While you can’t read the minds of recruiters – or computer programs for that matter – there are ways to tailor your resume so that a human or bot will pick up on keywords and give your resume a second look. We spoke with a number of people in the tech industry who are experienced with sorting through IT resumes and asked them what keywords catch their eye during the hiring process.

 

Read the article at: http://www.monster.com/technology/a/best-keywords-for-your-resume

Disruptive HR: Take a Look at Tomorrow’s Workforce

Tom Gillaspy at Oct MNTRN event

how today’s demographics will shape your organization tomorrow

HOW WILL YOUR ORGANIZATION RESPOND?

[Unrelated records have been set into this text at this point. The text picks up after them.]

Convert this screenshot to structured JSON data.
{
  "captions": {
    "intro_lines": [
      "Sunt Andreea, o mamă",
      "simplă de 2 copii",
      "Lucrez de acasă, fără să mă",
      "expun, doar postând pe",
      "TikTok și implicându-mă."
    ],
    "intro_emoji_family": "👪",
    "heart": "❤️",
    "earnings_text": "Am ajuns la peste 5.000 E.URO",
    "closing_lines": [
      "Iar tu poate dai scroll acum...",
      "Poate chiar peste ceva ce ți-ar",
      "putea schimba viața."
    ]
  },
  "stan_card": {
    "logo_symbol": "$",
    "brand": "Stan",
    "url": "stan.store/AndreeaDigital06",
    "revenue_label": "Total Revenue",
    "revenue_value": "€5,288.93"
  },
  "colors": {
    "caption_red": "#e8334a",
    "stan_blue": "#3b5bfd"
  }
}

Thanks to Tom Gillaspy, longtime MN State Demographer, for presenting to the MN Technical Recruiters Network at Health Partners this week.

We are living in unique times, Tom says. Think, global aging which really means a global – yes, global – shortage in the workforce. The shortage comes by way of an unprecedented number of REPLACEMENT openings on top of newly created positions, along with economic growth in developing nations. Does your team have a plan for identifying and attracting talent in history’s most competitive hiring environment?

Continue reading “Disruptive HR: Take a Look at Tomorrow’s Workforce”

Who’s Searching for Work: IT pros or Engineers? Google knows

Are More Searching for IT Jobs or Engineering Jobs in 2014?

Our Internet marketing guy is always telling us that Google has a lot of pretty cool tools to help formulate a business strategy. So when some of us at GKA were we were recently discussing a question that we all clearly didn’t agree on, we decided to check out one of these so called “cool Google tools” to see what it could tell us about our question – and who was right and who was wrong on this particular point (of course).

The Question?

At George Konik Associates, we specialize in staffing and recruiting services for higher-skilled technical jobs in the greater Minneapolis and St. Paul area, Minnesota at large, and Wisconsin, Iowa, and the Dakotas as well. In particular, we specialize in recruiting for Architectural, Design/Drafting, Engineering, Information Technology, and Manufacturing positions as a core area of our staffing business.

The question that came up amongst our little group was: Which of these job types do you think more people are searching for right now, and is that different than even a few years ago?

  • Engineering Jobs?
  • CAD Jobs?
  • IT Jobs?
  • Architect jobs? or
  • Manufacturing jobs?

So our Internet marketing guy said he’d take a look for us using a tool called Google Trends. As it turns out, Google Trends can provide some pretty amazing insights on just about any topic that you can think of! And maybe our example of a Google Trends query isn’t really “amazing” – but it did provide us with the answer we were looking for with some pretty compelling data to back it up. So we decided to blog about the results thinking that there are probably a lot of HR recruiters and technical hiring managers and technical job seekers that might find the answer to our question of interest as well. And, the chart was interesting and pretty “cool” all on its own as well!

Go to Google Trends Home Page and type in any word you’re interested in into the Google Trends search bar to try this tool out yourself.

– See more at: http://www.georgekonik.com/news/201409/are-more-searching-it-jobs-or-engineering-jobs-2014#sthash.Rl8s1cgz.dpuf

 

Hiring Mechanical Engineers

We are hiring now – our client company designs Coordinate Measuring Machines (CMM). We are looking for that talented engineer who is in the 1-4 year experience range (approximate) who has some experience as a design engineer and manufacturing engineer. We are looking for someone who is out of college within the past few years who has great potential. At least half of the job will be designing protoypes and 3D modeling with CAD. We would prefer Pro-E, but Solidworks experience is applicable.

to apply, please send resume today to jdesmond@georgekonik.com

 

CMM